'''

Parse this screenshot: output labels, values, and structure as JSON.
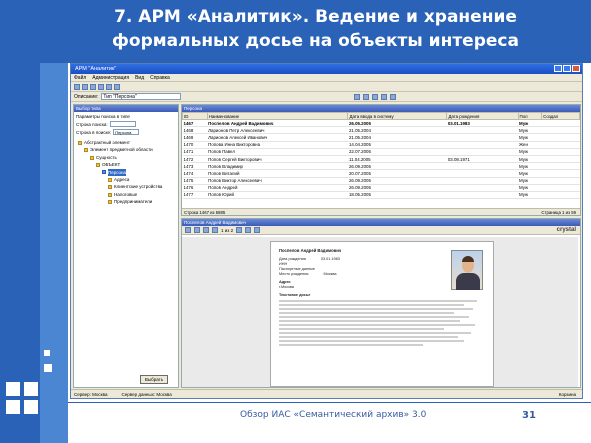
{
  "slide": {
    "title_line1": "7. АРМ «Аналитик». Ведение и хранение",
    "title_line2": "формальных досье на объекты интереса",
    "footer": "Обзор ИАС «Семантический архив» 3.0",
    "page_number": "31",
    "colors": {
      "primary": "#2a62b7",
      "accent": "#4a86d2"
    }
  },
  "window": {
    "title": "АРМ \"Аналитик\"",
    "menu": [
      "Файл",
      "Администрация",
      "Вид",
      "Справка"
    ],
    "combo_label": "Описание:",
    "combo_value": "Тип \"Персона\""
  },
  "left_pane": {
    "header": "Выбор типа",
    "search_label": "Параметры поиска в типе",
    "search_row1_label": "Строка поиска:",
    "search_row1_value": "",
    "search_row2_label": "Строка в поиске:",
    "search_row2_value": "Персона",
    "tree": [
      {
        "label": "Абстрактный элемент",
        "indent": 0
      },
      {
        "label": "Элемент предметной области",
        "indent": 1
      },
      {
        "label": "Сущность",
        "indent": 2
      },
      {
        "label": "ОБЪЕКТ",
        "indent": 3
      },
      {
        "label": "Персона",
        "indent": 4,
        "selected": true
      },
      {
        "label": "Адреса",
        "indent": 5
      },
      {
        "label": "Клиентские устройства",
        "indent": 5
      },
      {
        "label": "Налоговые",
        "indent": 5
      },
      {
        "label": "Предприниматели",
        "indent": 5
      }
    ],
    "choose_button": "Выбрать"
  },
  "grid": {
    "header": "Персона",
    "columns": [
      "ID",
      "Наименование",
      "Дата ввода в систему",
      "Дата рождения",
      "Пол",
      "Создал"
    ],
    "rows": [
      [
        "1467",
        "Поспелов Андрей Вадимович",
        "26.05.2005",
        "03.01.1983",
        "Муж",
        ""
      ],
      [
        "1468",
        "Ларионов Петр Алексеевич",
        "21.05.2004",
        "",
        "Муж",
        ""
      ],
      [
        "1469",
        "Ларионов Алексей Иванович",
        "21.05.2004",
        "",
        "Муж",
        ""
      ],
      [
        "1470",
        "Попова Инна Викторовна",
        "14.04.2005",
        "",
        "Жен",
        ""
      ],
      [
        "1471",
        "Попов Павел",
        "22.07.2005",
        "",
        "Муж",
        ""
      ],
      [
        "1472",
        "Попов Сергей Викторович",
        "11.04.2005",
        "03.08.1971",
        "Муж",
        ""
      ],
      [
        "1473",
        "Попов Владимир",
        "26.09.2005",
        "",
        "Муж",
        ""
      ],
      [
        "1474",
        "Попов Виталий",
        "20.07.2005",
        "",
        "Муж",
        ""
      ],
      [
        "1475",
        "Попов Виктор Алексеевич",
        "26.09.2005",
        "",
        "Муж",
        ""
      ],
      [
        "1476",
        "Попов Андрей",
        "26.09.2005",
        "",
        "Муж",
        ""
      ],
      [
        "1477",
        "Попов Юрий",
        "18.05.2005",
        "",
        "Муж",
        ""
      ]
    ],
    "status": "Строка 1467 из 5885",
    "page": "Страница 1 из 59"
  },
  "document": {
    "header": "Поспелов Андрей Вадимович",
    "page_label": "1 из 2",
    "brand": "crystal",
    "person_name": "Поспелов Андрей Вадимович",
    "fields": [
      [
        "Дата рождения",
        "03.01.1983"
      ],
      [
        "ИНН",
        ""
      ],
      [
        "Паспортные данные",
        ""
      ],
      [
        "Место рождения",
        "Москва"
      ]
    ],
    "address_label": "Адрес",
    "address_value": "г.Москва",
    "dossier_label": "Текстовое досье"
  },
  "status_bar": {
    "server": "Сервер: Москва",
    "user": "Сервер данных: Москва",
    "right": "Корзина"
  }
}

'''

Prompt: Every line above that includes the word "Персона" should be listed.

Output:
    "combo_value": "Тип \"Персона\""
    "search_row2_value": "Персона",
        "label": "Персона",
    "header": "Персона",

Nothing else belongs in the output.